Cook Yourself Young: 3 Tasty And Youth-Boosting Recipes

Suffer from fine lines? Or sagging skin? Forget Botox – health guru Elizabeth Peyton-Jones’ book ‘Cook Yourself Young, shows the key to key to looking more youthful is changing what we eat…

Problem area…Puffy Eyes

‘Bags may be to do with oedema (swelling) showing the kidneys need help,’ says Elizabeth. Stock up on antioxidant-rich foods low in potassium. Red and purple fruit can get rid of unhelpful toxins and reduce inflammation.

Solution…Vitamin burst juice

4 medium carrots

1 beetroot

130g cucumber

115g cabbage

healthy food, healthy juices



Problem area… Facial Redness

Broken veins on our chin and cheeks can creep up on us as we get older, leaving us with a continuous flushed look. ‘This may indicate a lack of flavoids – plant based molecules rich in antioxidants,’ according to Elizabeth. ‘Eating fruits, such as apples and figs, will help raise flavonoid levels’

Solution…Barley Salad with Figs and Rocket

Serves 2

100g pearl barley

4 fresh figs, quartered

50g rocket leaves

2 spring onions, sliced

leaves from a small bunch of flat-leaf parsley or coriander, roughly chopped

30g almonds, roughly chopped

juice of 1 lemon

2 tsp extra virgin olive oil

50g feta cheese, or ½ avocado (optional)

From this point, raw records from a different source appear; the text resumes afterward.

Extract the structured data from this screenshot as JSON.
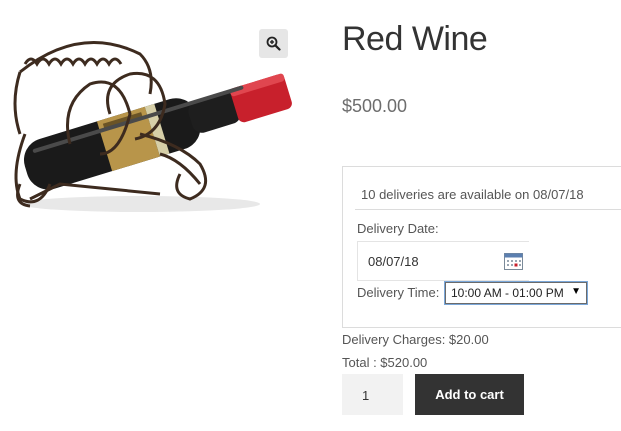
{
  "product": {
    "title": "Red Wine",
    "price": "$500.00",
    "image_alt": "wine-bottle-in-metal-holder"
  },
  "icons": {
    "zoom": "zoom-in-icon",
    "calendar": "calendar-icon",
    "dropdown": "chevron-down-icon"
  },
  "delivery": {
    "availability": "10 deliveries are available on 08/07/18",
    "date_label": "Delivery Date:",
    "date_value": "08/07/18",
    "time_label": "Delivery Time:",
    "time_value": "10:00 AM - 01:00 PM",
    "charges": "Delivery Charges: $20.00",
    "total": "Total : $520.00"
  },
  "cart": {
    "quantity": "1",
    "add_label": "Add to cart"
  },
  "colors": {
    "button_bg": "#333333",
    "bottle_cap": "#c8202c",
    "label_gold": "#b8954a"
  }
}
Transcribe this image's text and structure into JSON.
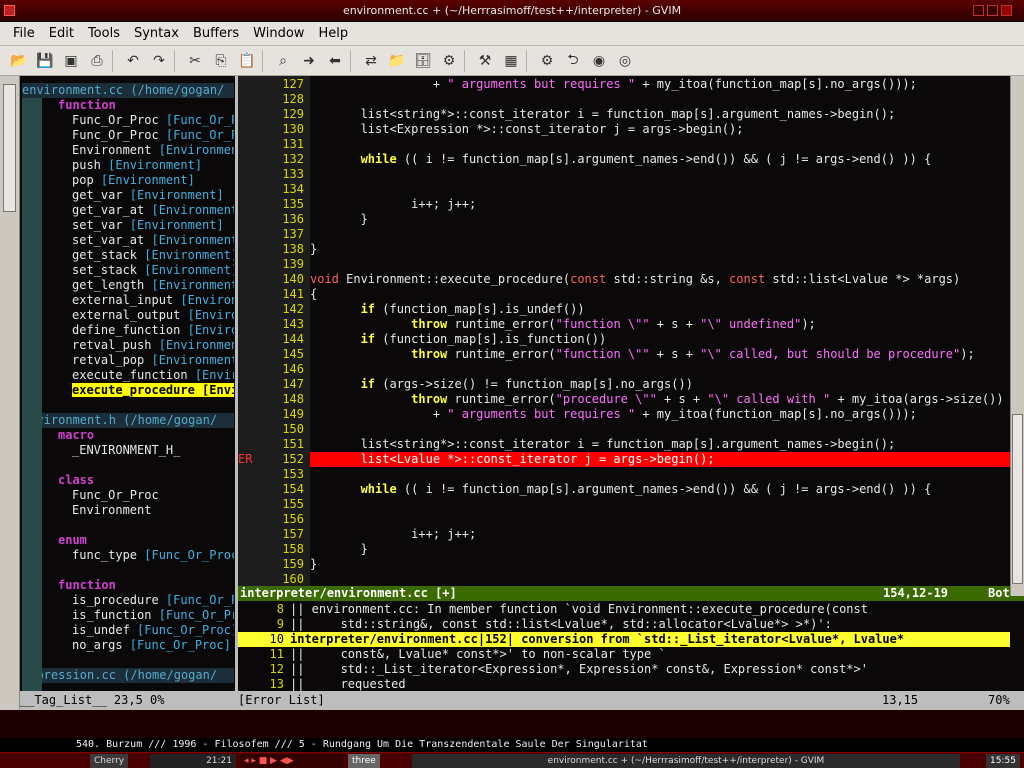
{
  "window": {
    "title": "environment.cc + (~/Herrrasimoff/test++/interpreter) - GVIM"
  },
  "menu": [
    "File",
    "Edit",
    "Tools",
    "Syntax",
    "Buffers",
    "Window",
    "Help"
  ],
  "toolbar_icons": [
    "open-icon",
    "save-icon",
    "save-all-icon",
    "print-icon",
    "undo-icon",
    "redo-icon",
    "cut-icon",
    "copy-icon",
    "paste-icon",
    "find-icon",
    "find-next-icon",
    "find-prev-icon",
    "replace-icon",
    "load-session-icon",
    "save-session-icon",
    "run-script-icon",
    "make-icon",
    "table-icon",
    "build-tags-icon",
    "jump-tag-icon",
    "help-icon",
    "find-help-icon"
  ],
  "taglist": [
    {
      "kind": "hdr",
      "text": "environment.cc (/home/gogan/"
    },
    {
      "kind": "kw",
      "text": "function"
    },
    {
      "kind": "item",
      "name": "Func_Or_Proc ",
      "scope": "[Func_Or_P"
    },
    {
      "kind": "item",
      "name": "Func_Or_Proc ",
      "scope": "[Func_Or_P"
    },
    {
      "kind": "item",
      "name": "Environment ",
      "scope": "[Environmen"
    },
    {
      "kind": "item",
      "name": "push ",
      "scope": "[Environment]"
    },
    {
      "kind": "item",
      "name": "pop ",
      "scope": "[Environment]"
    },
    {
      "kind": "item",
      "name": "get_var ",
      "scope": "[Environment]"
    },
    {
      "kind": "item",
      "name": "get_var_at ",
      "scope": "[Environment]"
    },
    {
      "kind": "item",
      "name": "set_var ",
      "scope": "[Environment]"
    },
    {
      "kind": "item",
      "name": "set_var_at ",
      "scope": "[Environment]"
    },
    {
      "kind": "item",
      "name": "get_stack ",
      "scope": "[Environment]"
    },
    {
      "kind": "item",
      "name": "set_stack ",
      "scope": "[Environment]"
    },
    {
      "kind": "item",
      "name": "get_length ",
      "scope": "[Environment]"
    },
    {
      "kind": "item",
      "name": "external_input ",
      "scope": "[Environ"
    },
    {
      "kind": "item",
      "name": "external_output ",
      "scope": "[Enviro"
    },
    {
      "kind": "item",
      "name": "define_function ",
      "scope": "[Enviro"
    },
    {
      "kind": "item",
      "name": "retval_push ",
      "scope": "[Environmen"
    },
    {
      "kind": "item",
      "name": "retval_pop ",
      "scope": "[Environment"
    },
    {
      "kind": "item",
      "name": "execute_function ",
      "scope": "[Envir"
    },
    {
      "kind": "sel",
      "text": "execute_procedure [Envi"
    },
    {
      "kind": "blank",
      "text": ""
    },
    {
      "kind": "hdr",
      "text": "environment.h (/home/gogan/"
    },
    {
      "kind": "kw",
      "text": "macro"
    },
    {
      "kind": "item",
      "name": "_ENVIRONMENT_H_",
      "scope": ""
    },
    {
      "kind": "blank",
      "text": ""
    },
    {
      "kind": "kw",
      "text": "class"
    },
    {
      "kind": "item",
      "name": "Func_Or_Proc",
      "scope": ""
    },
    {
      "kind": "item",
      "name": "Environment",
      "scope": ""
    },
    {
      "kind": "blank",
      "text": ""
    },
    {
      "kind": "kw",
      "text": "enum"
    },
    {
      "kind": "item",
      "name": "func_type ",
      "scope": "[Func_Or_Proc"
    },
    {
      "kind": "blank",
      "text": ""
    },
    {
      "kind": "kw",
      "text": "function"
    },
    {
      "kind": "item",
      "name": "is_procedure ",
      "scope": "[Func_Or_P"
    },
    {
      "kind": "item",
      "name": "is_function ",
      "scope": "[Func_Or_Pr"
    },
    {
      "kind": "item",
      "name": "is_undef ",
      "scope": "[Func_Or_Proc]"
    },
    {
      "kind": "item",
      "name": "no_args ",
      "scope": "[Func_Or_Proc]"
    },
    {
      "kind": "blank",
      "text": ""
    },
    {
      "kind": "hdr",
      "text": "expression.cc (/home/gogan/"
    }
  ],
  "code": [
    {
      "n": "127",
      "sign": "",
      "segs": [
        [
          "c",
          "                 + "
        ],
        [
          "s",
          "\" arguments but requires \""
        ],
        [
          "c",
          " + my_itoa(function_map[s].no_args()));"
        ]
      ]
    },
    {
      "n": "128",
      "sign": "",
      "segs": []
    },
    {
      "n": "129",
      "sign": "",
      "segs": [
        [
          "c",
          "       list<string*>::const_iterator i = function_map[s].argument_names->begin();"
        ]
      ]
    },
    {
      "n": "130",
      "sign": "",
      "segs": [
        [
          "c",
          "       list<Expression *>::const_iterator j = args->begin();"
        ]
      ]
    },
    {
      "n": "131",
      "sign": "",
      "segs": []
    },
    {
      "n": "132",
      "sign": "",
      "segs": [
        [
          "c",
          "       "
        ],
        [
          "k",
          "while"
        ],
        [
          "c",
          " (( i != function_map[s].argument_names->end()) && ( j != args->end() )) {"
        ]
      ]
    },
    {
      "n": "133",
      "sign": "",
      "segs": []
    },
    {
      "n": "134",
      "sign": "",
      "segs": []
    },
    {
      "n": "135",
      "sign": "",
      "segs": [
        [
          "c",
          "              i++; j++;"
        ]
      ]
    },
    {
      "n": "136",
      "sign": "",
      "segs": [
        [
          "c",
          "       }"
        ]
      ]
    },
    {
      "n": "137",
      "sign": "",
      "segs": []
    },
    {
      "n": "138",
      "sign": "",
      "segs": [
        [
          "c",
          "}"
        ]
      ]
    },
    {
      "n": "139",
      "sign": "",
      "segs": []
    },
    {
      "n": "140",
      "sign": "",
      "segs": [
        [
          "t",
          "void"
        ],
        [
          "c",
          " Environment::execute_procedure("
        ],
        [
          "t",
          "const"
        ],
        [
          "c",
          " std::string &s, "
        ],
        [
          "t",
          "const"
        ],
        [
          "c",
          " std::list<Lvalue *> *args)"
        ]
      ]
    },
    {
      "n": "141",
      "sign": "",
      "segs": [
        [
          "c",
          "{"
        ]
      ]
    },
    {
      "n": "142",
      "sign": "",
      "segs": [
        [
          "c",
          "       "
        ],
        [
          "k",
          "if"
        ],
        [
          "c",
          " (function_map[s].is_undef())"
        ]
      ]
    },
    {
      "n": "143",
      "sign": "",
      "segs": [
        [
          "c",
          "              "
        ],
        [
          "k",
          "throw"
        ],
        [
          "c",
          " runtime_error("
        ],
        [
          "s",
          "\"function \\\"\""
        ],
        [
          "c",
          " + s + "
        ],
        [
          "s",
          "\"\\\" undefined\""
        ],
        [
          "c",
          ");"
        ]
      ]
    },
    {
      "n": "144",
      "sign": "",
      "segs": [
        [
          "c",
          "       "
        ],
        [
          "k",
          "if"
        ],
        [
          "c",
          " (function_map[s].is_function())"
        ]
      ]
    },
    {
      "n": "145",
      "sign": "",
      "segs": [
        [
          "c",
          "              "
        ],
        [
          "k",
          "throw"
        ],
        [
          "c",
          " runtime_error("
        ],
        [
          "s",
          "\"function \\\"\""
        ],
        [
          "c",
          " + s + "
        ],
        [
          "s",
          "\"\\\" called, but should be procedure\""
        ],
        [
          "c",
          ");"
        ]
      ]
    },
    {
      "n": "146",
      "sign": "",
      "segs": []
    },
    {
      "n": "147",
      "sign": "",
      "segs": [
        [
          "c",
          "       "
        ],
        [
          "k",
          "if"
        ],
        [
          "c",
          " (args->size() != function_map[s].no_args())"
        ]
      ]
    },
    {
      "n": "148",
      "sign": "",
      "segs": [
        [
          "c",
          "              "
        ],
        [
          "k",
          "throw"
        ],
        [
          "c",
          " runtime_error("
        ],
        [
          "s",
          "\"procedure \\\"\""
        ],
        [
          "c",
          " + s + "
        ],
        [
          "s",
          "\"\\\" called with \""
        ],
        [
          "c",
          " + my_itoa(args->size())"
        ]
      ]
    },
    {
      "n": "149",
      "sign": "",
      "segs": [
        [
          "c",
          "                 + "
        ],
        [
          "s",
          "\" arguments but requires \""
        ],
        [
          "c",
          " + my_itoa(function_map[s].no_args()));"
        ]
      ]
    },
    {
      "n": "150",
      "sign": "",
      "segs": []
    },
    {
      "n": "151",
      "sign": "",
      "segs": [
        [
          "c",
          "       list<string*>::const_iterator i = function_map[s].argument_names->begin();"
        ]
      ]
    },
    {
      "n": "152",
      "sign": "ER",
      "segs": [
        [
          "c",
          "       list<Lvalue *>::const_iterator j = args->begin();"
        ]
      ]
    },
    {
      "n": "153",
      "sign": "",
      "segs": []
    },
    {
      "n": "154",
      "sign": "",
      "segs": [
        [
          "c",
          "       "
        ],
        [
          "k",
          "while"
        ],
        [
          "c",
          " (( i != function_map[s].argument_names->end()) && ( j != args->end() )) {"
        ]
      ]
    },
    {
      "n": "155",
      "sign": "",
      "segs": []
    },
    {
      "n": "156",
      "sign": "",
      "segs": []
    },
    {
      "n": "157",
      "sign": "",
      "segs": [
        [
          "c",
          "              i++; j++;"
        ]
      ]
    },
    {
      "n": "158",
      "sign": "",
      "segs": [
        [
          "c",
          "       }"
        ]
      ]
    },
    {
      "n": "159",
      "sign": "",
      "segs": [
        [
          "c",
          "}"
        ]
      ]
    },
    {
      "n": "160",
      "sign": "",
      "segs": []
    }
  ],
  "status": {
    "file": "interpreter/environment.cc [+]",
    "pos": "154,12-19",
    "pct": "Bot"
  },
  "quickfix": [
    {
      "n": "8",
      "text": "|| environment.cc: In member function `void Environment::execute_procedure(const"
    },
    {
      "n": "9",
      "text": "||     std::string&, const std::list<Lvalue*, std::allocator<Lvalue*> >*)':"
    },
    {
      "n": "10",
      "text": "interpreter/environment.cc|152| conversion from `std::_List_iterator<Lvalue*, Lvalue*",
      "hl": true
    },
    {
      "n": "11",
      "text": "||     const&, Lvalue* const*>' to non-scalar type `"
    },
    {
      "n": "12",
      "text": "||     std::_List_iterator<Expression*, Expression* const&, Expression* const*>'"
    },
    {
      "n": "13",
      "text": "||     requested"
    }
  ],
  "bottom_status": {
    "left": "__Tag_List__   23,5           0%",
    "mid": " [Error List]",
    "right_pos": "13,15",
    "right_pct": "70%"
  },
  "music": "540. Burzum /// 1996 - Filosofem /// 5 - Rundgang Um Die Transzendentale Saule Der Singularitat",
  "taskbar": {
    "app": "Cherry",
    "time1": "21:21",
    "desk": "three",
    "window": "environment.cc + (~/Herrrasimoff/test++/interpreter) - GVIM",
    "clock": "15:55"
  },
  "colors": {
    "titlebar": "#3a0000",
    "status": "#3a6a00",
    "error": "#ff0000",
    "linenr": "#d8d800",
    "keyword": "#ffff40",
    "type": "#ff6060",
    "string": "#ff70ff"
  }
}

1. Tip the pearl barley into a sieve and rinse well under cold filtered water to remove the excess starch. Pour into a pan and cover with cold filtered water. Bring to the boil, cover and simmer over a medium-low heat for 40–50 minutes, until tender but with a slight bite. Drain and run under cold filtered water until cool. Drain once more. Set aside in a large salad bowl.

2. Combine the figs, rocket, spring onions, herbs and almonds with the barley. Toss through the lemon juice and oil, then crumble over the feta or slice over the avocado, depending which you are using.

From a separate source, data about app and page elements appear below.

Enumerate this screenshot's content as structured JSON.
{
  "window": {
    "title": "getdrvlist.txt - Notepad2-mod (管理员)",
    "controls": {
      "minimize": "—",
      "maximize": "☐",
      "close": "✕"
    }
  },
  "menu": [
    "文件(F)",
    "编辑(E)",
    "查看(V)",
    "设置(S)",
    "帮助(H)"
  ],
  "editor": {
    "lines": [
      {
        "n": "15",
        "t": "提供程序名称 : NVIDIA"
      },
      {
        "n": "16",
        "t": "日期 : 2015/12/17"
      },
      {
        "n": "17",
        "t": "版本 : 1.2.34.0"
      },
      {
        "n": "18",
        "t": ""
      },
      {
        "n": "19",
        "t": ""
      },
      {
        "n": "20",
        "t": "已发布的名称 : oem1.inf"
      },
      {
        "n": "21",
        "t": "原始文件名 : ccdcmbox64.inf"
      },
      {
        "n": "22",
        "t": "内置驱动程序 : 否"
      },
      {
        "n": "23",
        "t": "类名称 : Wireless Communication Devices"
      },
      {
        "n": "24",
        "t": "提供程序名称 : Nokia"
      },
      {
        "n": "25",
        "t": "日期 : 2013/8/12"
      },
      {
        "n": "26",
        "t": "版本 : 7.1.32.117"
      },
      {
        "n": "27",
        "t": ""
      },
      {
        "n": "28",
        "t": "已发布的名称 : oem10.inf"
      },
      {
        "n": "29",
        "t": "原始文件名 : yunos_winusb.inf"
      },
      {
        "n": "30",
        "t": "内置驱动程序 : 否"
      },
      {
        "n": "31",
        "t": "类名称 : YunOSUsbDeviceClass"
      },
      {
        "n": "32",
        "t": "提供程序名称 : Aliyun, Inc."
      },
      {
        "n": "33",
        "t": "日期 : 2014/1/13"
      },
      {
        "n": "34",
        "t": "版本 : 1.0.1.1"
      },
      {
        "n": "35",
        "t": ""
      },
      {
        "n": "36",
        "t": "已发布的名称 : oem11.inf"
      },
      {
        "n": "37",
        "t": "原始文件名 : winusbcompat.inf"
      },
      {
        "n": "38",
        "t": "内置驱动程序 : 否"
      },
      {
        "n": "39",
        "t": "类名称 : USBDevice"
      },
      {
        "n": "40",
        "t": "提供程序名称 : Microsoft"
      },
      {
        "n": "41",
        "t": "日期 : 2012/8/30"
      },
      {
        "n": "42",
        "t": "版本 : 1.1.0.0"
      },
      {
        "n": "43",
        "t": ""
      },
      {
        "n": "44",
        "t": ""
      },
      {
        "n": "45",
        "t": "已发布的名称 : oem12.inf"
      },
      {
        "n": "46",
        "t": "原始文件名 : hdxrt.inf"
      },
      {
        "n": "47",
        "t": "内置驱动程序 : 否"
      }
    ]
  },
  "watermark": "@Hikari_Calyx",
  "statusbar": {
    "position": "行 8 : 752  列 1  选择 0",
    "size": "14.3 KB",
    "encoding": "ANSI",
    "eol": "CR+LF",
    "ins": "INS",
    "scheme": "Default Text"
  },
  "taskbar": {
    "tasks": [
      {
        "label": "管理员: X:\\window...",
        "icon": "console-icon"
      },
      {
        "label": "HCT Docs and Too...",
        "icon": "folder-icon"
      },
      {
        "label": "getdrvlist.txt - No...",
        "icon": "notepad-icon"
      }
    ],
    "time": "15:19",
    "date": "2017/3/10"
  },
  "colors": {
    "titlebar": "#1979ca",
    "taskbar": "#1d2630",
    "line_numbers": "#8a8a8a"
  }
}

Healthy food, salad


Problem area…Fine Lines

‘Lines can signify gut stress,’ says Elizabeth. ‘Try a four-day cleansing detox, taking out dairy, wheat, sugar, meat, alcohol and caffeine.’ And drink lots of water – at least eight glasses a day.

Solution…Butternut Squash and Carrot Soup

Carrots, sweet potato and squash are all orange: a sign they contain youthing carotenes, which protect against cell damage. This creamy soup is rich in A and B vitamins, minerals and tryptophan, which helps the production of feel-good hormone serotonin.

Serves 4

350g butternut squash, peeled and chopped

1 sweet potato, peeled and chopped

150g carrots, chopped

1 tbsp coconut oil

1 chopped onion

750ml vegetable stock, ideally home-made

½ tsp ground cumin

15 drops of amino acids

2 large pinches of nutritional yeast

2 handfuls of pine nuts

freshly ground black petter

small handful of chopped parsley leaves (optional)

1. Preheat the oven to 200°C/fan 180°C/400°F/gas mark 6. Roast the squash with the sweet potato and carrots for 15 minutes.

2. Add the coconut oil to a saucepan and gently fry the onion until translucent. Add the squash, sweet potato, carrots and cumin and stir for one minute. Pour in the stock and bring to a simmer.

3. Continue to cook until the vegetables are soft. It should take about 10 minutes. Add the amino acids, nutritional yeast and half the pine nuts and cook for a further five minutes. Liquidise the soup in a blender, food processor or with a hand-held blender. Test for seasoning, adding a little pepper if you want.

4. Toast the remaining pine nuts in a dry frying pan. Pour the soup into bowll and sprinkle the pine nuts on top with the parsley, if using.

healthy food, soup

By Emma Firth

All recipes taken from ‘Cook Yourself Young’ by Elizabeth Peyton-Jones, available now, (£14.99, Quadrille)